DATA RECORDS
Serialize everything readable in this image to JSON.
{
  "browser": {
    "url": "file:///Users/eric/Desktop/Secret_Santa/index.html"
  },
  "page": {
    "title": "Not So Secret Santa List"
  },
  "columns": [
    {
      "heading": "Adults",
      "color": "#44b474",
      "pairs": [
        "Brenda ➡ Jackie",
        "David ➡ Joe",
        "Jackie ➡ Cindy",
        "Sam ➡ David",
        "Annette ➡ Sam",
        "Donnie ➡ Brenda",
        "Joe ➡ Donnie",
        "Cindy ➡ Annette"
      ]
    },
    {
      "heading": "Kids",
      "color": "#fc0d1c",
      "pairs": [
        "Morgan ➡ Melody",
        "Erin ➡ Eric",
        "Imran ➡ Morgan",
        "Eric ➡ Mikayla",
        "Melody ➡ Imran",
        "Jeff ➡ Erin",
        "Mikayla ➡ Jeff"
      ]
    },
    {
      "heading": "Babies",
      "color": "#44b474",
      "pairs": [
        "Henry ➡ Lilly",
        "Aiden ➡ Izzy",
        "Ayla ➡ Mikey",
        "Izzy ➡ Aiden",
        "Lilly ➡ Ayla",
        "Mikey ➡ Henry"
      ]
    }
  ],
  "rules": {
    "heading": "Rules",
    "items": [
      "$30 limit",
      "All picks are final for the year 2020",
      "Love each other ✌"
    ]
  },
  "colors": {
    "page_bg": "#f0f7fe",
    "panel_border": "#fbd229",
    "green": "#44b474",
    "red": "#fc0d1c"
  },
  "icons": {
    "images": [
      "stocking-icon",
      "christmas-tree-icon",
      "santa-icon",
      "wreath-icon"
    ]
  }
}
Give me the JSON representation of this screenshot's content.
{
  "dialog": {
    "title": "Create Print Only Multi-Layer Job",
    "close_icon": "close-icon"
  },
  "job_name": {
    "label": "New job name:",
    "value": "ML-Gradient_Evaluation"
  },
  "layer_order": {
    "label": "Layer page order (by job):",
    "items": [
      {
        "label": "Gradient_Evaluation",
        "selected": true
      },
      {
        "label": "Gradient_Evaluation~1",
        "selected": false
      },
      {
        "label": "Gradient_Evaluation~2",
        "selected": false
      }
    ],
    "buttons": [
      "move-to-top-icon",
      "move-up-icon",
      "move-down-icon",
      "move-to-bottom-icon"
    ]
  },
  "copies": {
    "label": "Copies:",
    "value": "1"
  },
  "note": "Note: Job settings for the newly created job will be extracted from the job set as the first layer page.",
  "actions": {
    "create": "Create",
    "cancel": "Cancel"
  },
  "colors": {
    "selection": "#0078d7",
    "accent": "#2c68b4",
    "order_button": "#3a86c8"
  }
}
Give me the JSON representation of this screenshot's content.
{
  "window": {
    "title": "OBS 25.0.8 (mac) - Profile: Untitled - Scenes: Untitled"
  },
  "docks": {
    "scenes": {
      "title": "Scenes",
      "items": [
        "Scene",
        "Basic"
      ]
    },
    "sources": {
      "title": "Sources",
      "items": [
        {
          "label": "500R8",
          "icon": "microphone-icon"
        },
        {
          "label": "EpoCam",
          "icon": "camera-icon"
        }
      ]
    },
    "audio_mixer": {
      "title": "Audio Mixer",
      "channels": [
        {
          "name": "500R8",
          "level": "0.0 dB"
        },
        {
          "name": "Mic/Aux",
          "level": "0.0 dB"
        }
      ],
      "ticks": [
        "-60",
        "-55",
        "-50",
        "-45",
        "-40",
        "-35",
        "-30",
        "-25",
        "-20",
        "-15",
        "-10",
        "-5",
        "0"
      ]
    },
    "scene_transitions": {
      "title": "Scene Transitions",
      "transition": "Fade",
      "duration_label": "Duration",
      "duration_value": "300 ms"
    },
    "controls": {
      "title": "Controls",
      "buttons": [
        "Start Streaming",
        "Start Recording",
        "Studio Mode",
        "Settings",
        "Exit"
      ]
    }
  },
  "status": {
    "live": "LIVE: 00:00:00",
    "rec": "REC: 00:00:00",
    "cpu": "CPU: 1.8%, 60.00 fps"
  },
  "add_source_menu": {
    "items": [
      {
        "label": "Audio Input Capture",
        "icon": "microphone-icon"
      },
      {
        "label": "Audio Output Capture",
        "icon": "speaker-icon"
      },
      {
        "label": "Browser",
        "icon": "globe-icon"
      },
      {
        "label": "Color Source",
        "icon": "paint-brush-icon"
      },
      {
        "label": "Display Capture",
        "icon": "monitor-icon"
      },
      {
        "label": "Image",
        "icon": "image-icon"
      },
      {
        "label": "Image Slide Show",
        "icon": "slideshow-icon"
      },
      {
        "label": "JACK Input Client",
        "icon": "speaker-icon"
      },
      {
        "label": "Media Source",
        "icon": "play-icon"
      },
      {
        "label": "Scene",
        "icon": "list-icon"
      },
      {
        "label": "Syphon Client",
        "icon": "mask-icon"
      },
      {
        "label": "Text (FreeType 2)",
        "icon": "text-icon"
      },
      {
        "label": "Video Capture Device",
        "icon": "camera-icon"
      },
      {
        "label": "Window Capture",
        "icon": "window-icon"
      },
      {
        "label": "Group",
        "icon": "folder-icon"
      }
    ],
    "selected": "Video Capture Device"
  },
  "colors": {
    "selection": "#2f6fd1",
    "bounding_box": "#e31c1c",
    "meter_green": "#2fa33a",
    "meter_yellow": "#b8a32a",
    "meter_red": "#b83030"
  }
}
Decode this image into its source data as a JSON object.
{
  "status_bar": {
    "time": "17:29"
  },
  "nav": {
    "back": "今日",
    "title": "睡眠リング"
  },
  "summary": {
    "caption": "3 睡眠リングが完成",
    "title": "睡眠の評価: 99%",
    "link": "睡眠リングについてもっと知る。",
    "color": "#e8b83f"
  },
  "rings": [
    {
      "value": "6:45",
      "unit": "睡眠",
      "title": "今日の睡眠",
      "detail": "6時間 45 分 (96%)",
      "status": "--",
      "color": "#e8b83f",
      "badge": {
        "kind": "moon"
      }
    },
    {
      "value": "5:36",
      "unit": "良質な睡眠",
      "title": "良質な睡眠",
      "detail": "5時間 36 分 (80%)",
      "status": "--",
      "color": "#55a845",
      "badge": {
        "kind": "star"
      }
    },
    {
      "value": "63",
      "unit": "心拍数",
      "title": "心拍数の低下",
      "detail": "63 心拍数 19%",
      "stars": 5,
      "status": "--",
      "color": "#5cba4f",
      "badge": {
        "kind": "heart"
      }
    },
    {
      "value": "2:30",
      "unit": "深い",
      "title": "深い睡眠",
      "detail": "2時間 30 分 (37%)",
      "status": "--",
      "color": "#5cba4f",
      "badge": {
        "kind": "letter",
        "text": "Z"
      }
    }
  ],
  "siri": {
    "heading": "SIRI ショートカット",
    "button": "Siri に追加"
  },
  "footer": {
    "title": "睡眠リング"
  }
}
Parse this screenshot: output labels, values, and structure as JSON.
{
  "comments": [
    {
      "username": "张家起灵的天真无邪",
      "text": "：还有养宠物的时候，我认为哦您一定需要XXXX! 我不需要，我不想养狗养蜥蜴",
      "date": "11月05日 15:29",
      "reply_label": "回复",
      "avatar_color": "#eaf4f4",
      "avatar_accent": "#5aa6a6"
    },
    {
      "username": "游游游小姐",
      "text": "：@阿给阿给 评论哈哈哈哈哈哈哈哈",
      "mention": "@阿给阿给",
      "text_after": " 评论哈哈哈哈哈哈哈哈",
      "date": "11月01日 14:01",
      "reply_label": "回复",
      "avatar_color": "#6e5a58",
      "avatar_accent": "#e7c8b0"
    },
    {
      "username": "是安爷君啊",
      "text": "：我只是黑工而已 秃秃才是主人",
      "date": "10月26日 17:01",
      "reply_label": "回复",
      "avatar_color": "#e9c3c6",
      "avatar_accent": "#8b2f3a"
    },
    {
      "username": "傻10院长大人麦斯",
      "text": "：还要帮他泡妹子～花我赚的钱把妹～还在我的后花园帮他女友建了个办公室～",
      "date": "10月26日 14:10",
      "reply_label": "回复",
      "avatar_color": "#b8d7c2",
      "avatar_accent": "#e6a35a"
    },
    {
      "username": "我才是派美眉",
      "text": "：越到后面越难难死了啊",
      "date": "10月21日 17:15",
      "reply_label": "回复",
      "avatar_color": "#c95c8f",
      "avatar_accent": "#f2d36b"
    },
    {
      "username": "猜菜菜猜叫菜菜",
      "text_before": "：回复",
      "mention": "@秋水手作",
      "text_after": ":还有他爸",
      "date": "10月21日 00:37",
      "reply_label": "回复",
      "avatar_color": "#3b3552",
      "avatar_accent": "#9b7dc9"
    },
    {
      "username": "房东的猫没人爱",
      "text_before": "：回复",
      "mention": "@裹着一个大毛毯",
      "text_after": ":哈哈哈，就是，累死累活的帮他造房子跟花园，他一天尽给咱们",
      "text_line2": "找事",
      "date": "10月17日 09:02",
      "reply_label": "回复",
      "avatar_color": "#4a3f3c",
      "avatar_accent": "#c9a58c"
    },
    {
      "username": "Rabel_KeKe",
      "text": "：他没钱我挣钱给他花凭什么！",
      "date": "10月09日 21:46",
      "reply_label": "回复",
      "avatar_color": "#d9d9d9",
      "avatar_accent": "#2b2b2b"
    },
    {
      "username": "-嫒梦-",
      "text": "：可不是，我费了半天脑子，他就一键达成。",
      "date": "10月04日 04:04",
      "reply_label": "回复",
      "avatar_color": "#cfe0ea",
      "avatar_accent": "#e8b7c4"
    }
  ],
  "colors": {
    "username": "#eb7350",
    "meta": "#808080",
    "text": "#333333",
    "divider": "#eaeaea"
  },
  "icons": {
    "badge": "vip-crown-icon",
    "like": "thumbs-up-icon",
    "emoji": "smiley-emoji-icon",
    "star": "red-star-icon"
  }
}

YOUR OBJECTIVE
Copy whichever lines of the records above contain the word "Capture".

OUTPUT FOR THIS EXERCISE
        "label": "Audio Input Capture",
        "label": "Audio Output Capture",
        "label": "Display Capture",
        "label": "Video Capture Device",
        "label": "Window Capture",
    "selected": "Video Capture Device"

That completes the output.